[[ Information given open ]]

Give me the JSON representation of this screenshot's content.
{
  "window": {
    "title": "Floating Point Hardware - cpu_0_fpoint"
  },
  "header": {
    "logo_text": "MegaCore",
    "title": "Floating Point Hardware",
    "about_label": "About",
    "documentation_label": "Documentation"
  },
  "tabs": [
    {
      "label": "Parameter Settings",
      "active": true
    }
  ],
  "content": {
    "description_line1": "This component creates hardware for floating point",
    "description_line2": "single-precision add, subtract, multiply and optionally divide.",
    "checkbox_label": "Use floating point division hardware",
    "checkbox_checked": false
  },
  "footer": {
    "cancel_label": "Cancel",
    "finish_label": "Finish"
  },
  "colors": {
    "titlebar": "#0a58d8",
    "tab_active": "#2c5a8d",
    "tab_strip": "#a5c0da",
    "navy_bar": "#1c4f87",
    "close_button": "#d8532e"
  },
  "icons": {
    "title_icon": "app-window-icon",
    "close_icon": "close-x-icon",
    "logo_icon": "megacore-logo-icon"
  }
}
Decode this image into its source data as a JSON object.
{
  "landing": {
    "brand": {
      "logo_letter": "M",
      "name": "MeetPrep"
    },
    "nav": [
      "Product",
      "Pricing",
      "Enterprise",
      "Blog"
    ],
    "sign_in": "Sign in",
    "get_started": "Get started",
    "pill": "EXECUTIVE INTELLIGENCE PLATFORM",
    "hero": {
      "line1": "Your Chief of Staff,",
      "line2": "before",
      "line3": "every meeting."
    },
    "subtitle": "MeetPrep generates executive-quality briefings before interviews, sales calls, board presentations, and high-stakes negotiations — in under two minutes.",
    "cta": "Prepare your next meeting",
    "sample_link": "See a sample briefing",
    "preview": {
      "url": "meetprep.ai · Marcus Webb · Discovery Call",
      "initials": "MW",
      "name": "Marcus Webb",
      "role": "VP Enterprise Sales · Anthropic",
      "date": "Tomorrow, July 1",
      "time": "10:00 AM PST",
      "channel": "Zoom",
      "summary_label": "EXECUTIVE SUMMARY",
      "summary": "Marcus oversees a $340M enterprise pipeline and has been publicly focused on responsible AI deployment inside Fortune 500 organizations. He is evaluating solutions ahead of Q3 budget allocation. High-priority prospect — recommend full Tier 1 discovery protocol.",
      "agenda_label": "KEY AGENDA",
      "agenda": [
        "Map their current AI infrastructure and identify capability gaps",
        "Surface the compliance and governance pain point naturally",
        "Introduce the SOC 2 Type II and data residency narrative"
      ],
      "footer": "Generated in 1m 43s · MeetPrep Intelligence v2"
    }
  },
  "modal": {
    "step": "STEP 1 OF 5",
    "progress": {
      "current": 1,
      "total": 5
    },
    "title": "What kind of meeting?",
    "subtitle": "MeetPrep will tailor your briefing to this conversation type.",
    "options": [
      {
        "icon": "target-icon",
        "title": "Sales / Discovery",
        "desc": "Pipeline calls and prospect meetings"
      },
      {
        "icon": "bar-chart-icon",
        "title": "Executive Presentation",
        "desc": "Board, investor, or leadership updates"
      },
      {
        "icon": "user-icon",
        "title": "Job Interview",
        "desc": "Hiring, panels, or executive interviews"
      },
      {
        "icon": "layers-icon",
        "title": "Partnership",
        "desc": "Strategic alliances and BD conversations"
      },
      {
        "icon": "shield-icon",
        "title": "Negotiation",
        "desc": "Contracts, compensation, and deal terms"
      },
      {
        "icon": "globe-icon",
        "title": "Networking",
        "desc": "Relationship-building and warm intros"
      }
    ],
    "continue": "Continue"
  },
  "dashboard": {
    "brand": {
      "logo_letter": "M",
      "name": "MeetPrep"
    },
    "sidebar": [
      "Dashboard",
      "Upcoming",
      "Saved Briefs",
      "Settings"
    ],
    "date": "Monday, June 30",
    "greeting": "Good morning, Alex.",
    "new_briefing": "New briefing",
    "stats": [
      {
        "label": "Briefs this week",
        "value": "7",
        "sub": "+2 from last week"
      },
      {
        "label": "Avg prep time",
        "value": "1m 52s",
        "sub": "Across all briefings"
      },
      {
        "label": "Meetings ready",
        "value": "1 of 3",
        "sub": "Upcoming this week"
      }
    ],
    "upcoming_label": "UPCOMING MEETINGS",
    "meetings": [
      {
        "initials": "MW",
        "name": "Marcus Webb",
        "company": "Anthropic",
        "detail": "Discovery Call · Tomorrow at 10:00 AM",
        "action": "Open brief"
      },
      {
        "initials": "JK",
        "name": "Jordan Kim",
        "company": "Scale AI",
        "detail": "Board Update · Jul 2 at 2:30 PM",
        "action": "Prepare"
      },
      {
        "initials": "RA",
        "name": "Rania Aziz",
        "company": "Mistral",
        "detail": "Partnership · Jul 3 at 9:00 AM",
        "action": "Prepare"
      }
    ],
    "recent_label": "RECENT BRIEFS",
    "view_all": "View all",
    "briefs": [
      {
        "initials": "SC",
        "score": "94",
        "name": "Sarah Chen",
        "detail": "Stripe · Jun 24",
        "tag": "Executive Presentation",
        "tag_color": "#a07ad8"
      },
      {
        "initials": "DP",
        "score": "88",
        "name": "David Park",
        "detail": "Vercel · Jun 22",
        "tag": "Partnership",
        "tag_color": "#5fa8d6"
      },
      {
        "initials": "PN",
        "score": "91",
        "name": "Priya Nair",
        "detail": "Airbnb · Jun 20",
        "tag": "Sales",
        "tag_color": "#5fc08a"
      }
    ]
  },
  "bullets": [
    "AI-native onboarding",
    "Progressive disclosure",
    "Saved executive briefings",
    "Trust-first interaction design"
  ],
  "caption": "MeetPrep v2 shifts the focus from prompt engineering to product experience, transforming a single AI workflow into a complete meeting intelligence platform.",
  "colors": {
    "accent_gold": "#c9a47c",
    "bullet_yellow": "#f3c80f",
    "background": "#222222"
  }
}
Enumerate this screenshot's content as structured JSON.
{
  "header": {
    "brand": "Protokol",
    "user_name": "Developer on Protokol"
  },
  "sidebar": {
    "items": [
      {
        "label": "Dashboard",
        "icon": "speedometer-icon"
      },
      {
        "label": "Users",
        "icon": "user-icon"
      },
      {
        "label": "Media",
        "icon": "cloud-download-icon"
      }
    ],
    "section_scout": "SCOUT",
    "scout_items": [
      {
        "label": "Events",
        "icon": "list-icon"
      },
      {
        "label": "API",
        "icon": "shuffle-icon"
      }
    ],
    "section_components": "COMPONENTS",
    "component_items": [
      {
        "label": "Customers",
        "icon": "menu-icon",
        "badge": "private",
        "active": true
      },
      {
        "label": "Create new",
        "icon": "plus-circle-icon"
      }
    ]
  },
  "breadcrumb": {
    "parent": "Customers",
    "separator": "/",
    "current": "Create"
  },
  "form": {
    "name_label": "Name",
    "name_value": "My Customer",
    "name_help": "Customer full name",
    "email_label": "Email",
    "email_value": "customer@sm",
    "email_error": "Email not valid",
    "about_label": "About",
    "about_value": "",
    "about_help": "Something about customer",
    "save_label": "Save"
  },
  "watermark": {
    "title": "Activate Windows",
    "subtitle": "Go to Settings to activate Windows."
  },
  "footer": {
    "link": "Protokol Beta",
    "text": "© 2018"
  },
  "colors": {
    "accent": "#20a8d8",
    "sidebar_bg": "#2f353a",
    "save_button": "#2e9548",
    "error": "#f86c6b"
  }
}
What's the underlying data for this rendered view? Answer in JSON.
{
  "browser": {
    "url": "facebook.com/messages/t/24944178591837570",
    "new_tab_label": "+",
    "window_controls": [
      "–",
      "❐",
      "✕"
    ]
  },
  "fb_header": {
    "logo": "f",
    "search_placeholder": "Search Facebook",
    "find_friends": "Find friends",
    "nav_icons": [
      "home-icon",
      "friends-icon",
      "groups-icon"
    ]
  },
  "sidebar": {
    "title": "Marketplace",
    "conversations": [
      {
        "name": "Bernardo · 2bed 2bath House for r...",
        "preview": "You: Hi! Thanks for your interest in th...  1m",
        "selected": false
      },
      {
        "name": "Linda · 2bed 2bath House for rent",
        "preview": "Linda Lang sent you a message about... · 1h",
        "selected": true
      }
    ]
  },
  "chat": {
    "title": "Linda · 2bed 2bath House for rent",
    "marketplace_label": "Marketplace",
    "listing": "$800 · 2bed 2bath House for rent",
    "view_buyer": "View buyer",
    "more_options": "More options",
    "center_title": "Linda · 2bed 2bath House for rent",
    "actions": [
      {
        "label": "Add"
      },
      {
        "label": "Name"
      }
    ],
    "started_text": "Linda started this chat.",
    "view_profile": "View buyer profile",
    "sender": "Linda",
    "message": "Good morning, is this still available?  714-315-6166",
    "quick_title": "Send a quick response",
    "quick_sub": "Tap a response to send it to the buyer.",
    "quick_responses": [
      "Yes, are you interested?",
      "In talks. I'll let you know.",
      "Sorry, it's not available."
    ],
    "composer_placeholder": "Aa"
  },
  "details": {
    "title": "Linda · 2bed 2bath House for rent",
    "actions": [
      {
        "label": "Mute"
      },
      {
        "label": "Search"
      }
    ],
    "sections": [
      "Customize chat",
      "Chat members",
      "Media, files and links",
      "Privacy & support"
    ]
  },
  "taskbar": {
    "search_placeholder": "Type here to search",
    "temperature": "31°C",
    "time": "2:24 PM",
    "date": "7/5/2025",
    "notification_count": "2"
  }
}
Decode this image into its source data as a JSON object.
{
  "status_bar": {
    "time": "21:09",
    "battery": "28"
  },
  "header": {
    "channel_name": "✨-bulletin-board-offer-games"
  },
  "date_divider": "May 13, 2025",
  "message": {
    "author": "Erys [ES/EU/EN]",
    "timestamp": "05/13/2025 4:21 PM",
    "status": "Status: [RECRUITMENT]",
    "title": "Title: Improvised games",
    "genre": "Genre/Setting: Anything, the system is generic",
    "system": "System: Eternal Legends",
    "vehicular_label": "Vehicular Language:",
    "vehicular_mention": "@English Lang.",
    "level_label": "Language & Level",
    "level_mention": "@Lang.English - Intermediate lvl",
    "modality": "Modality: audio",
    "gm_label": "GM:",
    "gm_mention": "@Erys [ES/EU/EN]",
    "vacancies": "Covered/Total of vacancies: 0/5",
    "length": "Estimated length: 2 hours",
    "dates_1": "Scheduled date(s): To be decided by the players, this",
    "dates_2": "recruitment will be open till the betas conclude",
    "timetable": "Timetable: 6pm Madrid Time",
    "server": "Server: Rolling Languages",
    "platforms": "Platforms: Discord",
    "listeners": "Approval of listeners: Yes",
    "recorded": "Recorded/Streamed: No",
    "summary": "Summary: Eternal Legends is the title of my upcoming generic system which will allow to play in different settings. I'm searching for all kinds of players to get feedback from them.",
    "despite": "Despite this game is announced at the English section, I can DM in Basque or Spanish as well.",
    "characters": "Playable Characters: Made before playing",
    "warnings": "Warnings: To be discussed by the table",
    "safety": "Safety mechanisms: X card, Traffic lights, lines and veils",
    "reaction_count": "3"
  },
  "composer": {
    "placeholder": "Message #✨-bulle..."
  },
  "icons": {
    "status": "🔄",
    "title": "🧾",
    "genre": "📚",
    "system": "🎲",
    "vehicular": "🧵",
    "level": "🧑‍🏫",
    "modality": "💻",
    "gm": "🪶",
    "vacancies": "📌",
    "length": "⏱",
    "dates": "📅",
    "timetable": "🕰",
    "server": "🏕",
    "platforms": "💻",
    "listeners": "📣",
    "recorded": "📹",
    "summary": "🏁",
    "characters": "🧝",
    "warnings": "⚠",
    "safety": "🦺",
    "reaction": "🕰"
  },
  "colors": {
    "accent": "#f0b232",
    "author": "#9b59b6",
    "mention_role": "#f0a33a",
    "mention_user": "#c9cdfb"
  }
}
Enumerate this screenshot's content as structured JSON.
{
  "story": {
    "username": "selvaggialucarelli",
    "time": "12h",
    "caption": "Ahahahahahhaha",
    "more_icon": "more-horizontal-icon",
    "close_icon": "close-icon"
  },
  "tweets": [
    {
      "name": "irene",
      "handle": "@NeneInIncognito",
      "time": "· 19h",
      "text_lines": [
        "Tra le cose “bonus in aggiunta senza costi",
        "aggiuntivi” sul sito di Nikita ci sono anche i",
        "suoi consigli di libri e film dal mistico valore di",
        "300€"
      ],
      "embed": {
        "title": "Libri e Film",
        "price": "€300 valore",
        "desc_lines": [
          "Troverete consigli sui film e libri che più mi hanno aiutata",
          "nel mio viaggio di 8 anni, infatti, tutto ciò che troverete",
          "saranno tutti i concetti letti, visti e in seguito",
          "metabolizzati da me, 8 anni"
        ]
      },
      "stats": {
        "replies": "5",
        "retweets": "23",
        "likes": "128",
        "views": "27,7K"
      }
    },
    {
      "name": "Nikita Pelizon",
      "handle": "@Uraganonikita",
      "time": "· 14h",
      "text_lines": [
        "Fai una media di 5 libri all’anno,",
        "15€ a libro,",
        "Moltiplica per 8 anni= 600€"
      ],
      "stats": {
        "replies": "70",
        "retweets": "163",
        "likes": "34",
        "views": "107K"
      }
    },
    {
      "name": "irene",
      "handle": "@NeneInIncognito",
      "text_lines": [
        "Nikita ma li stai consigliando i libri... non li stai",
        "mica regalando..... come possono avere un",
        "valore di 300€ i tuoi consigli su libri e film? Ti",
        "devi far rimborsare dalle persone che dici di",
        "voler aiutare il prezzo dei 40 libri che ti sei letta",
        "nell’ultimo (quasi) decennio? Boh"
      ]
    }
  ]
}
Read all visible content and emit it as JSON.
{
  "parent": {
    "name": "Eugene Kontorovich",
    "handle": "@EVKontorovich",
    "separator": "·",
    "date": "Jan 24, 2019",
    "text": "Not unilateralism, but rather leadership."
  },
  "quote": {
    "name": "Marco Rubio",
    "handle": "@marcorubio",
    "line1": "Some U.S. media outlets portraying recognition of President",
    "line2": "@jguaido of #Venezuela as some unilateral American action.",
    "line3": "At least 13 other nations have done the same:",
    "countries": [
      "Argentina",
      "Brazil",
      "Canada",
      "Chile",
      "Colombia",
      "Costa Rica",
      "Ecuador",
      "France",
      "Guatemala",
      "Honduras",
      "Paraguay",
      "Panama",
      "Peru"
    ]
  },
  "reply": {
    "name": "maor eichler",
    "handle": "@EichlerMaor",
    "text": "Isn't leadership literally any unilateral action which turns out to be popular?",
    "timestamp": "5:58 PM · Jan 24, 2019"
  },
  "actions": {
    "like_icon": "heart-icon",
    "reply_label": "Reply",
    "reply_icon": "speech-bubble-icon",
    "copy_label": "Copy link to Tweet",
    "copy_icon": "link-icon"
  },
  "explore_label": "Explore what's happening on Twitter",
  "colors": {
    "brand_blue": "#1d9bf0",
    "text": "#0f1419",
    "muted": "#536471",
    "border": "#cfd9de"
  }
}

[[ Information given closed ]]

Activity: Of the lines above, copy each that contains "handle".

Exercise result:
      "handle": "@NeneInIncognito",
      "handle": "@Uraganonikita",
      "handle": "@NeneInIncognito",
    "handle": "@EVKontorovich",
    "handle": "@marcorubio",
    "handle": "@EichlerMaor",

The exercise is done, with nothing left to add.